After decades of focusing on topics like depression and anxiety, psychology has finally turned its attention to a sunnier subject – that of happiness. It’s about time.
Getting serious about getting happy is important to our mental and physical well-being. Those who view life looking on the sunny side of things are healthier, more successful, have more fun in the sack, plus they enjoy longer lives (a reported 19 per cent longer).
The new science of happiness, also known as positive psychology, has become a respected discipline, with top universities now employing professors of happiness and solid research being published in its own medical journal, The Journal of Happiness Studies.
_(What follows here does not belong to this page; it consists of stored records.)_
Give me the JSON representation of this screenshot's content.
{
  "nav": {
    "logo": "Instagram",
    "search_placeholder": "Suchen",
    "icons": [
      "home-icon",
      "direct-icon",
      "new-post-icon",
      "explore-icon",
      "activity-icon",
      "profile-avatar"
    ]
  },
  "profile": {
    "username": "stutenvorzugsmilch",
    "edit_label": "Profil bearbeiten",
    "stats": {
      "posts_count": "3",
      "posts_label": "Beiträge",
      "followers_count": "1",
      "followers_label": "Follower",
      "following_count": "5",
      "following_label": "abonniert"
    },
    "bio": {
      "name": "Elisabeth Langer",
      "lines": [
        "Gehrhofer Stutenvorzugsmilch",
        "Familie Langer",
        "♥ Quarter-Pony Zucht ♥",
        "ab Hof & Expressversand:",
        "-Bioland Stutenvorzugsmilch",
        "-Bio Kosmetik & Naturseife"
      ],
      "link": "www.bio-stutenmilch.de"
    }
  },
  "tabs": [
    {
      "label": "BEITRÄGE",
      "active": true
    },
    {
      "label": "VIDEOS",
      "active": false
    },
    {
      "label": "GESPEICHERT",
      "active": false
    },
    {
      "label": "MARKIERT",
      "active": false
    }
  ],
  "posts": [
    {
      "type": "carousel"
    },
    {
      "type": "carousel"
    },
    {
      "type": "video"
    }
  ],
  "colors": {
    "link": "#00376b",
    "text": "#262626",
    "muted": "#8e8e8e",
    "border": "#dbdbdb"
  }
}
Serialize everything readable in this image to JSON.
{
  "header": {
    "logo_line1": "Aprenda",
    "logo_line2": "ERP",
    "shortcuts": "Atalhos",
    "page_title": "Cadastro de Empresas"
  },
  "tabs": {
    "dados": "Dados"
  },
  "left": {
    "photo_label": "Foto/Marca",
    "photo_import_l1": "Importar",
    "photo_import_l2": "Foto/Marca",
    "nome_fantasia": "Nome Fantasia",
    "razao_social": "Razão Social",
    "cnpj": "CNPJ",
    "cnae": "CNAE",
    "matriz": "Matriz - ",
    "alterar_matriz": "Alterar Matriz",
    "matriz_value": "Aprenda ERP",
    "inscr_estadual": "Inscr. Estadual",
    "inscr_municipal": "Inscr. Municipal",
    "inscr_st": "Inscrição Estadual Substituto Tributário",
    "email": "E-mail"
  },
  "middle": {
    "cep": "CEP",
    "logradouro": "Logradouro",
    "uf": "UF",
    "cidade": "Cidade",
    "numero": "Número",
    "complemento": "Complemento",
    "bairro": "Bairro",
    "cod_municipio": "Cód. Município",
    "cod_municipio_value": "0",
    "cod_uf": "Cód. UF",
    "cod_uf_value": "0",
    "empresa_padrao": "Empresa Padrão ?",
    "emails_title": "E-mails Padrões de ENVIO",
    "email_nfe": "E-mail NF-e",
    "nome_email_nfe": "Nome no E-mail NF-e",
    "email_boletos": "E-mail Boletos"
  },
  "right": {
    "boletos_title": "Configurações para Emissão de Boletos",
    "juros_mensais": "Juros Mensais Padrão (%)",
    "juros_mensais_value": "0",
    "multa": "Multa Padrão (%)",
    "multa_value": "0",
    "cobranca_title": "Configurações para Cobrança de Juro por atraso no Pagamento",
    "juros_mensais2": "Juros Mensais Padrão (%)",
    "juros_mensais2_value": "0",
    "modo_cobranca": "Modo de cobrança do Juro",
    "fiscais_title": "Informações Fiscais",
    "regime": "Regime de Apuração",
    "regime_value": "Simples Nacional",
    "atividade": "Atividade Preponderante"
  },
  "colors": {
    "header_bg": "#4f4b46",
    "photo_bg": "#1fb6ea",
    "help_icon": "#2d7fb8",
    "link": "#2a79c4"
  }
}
The subject’s new street cred has helped remove the stigma around the pursuit of happiness. It used to be viewed by some that working towards a goal of attaining more joy in your life was a selfish pursuit. For example, in Japan, striving for personal happiness is somewhat frowned upon because the emphasis there is on the well-being of society as a whole. Now, we know that striving for it is part of routine self-care.
With that in mind, consider these pathways to finding your bliss…
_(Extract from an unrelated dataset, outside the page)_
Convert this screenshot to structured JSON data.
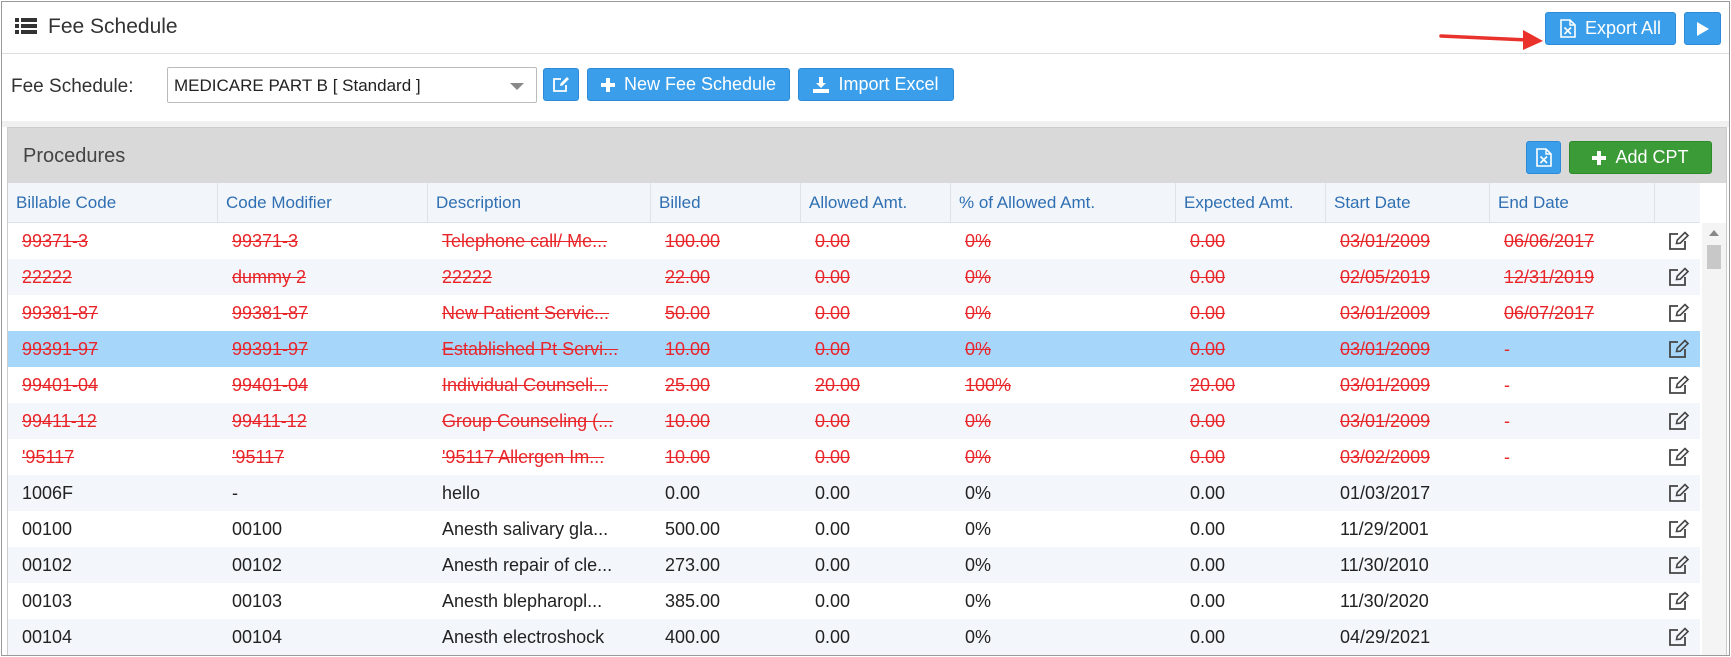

- Keep a gratitude journal. Psychologist Sonja Lyubomirksy from University of
California,Riverside found that people recorded the things for which they were grateful each day over a six-week period had greater life satisfaction.
2. Make the connection to others. Researchers have found that nearly everyone feels happier when they are with other people.
3. Talk it out. A Time magazine poll showed that the top tactic for improving mood is chatting with friends or family.
4. Have a little faith. There’s scientific evidence that suggests that those who practice some sort of religion are happier and can cope better with very stressful conditions. The belief is that religion allows you to see the world in a positive way.
5. Come out of your shell. Acting extroverted (even when you don’t feel like you really are) makes people happier, than behaving like a wallflower. However, in prison, introverts are happier than extroverts, according to one Austrian study.
6. Here’s to your health. Sociological research Glenn Firebaugh from Pennsylvania State University found physical health was the best single predictor of happiness.
7. Make more money than your peers. Firebaugh also look at income levels and discovered that a person’s reported level of happiness had a lot to do with how his or her income stacked up against others in a similar age group.
8. Get moving. Physical activity, whether it’s dancing or having sex, boosts your happy quotient – temporarily at least.
9. See the glass as half full. In addition to being happier, optimism has been linked to good physical health, longer life, and less depression and mental illness.
10. Get married (for a while anyway). Many studies confirm that those who are married are happier than those living the single life. Yet the mood boost are being a couple only lasts for a year and then returns to regular pre-marriage levels.
11. Give a little. A study of 3,617 people found that happy people were more likely to do volunteer work, plus they became even more cheery the more they lent a helping hand.
12. Embrace the notion of aging gracefully. Some research has demonstrated that older folks are just as happy as young people, and often happier. The theory is that, as we age, we are more realistic about goals and are able to set ones that are achievable.
13. Forget about fame and fortune. Adults who focused on money and image tended to have less enthusiasm for life and suffered more physical ailments.
14. Be master of your domain. Swiss studies suggest that being in control of your life leads to greater contentment.
15. Harness your power. Psychologist Martin Seligman, author of Authentic Happiness, suggests that lasting happiness comes from figuring out your strengths (such as kindness and capacity for love), then discovering the best way to use them.
16. Kid stuff. A Time magazine survey found that for 35 per cent of respondents said that kids or grandchildren were their top source of happiness.
17. Laugh and giggle. A good chuckle helps reduce stress and outs the brakes on potentially harmful hormones, like cortisol and adrenaline.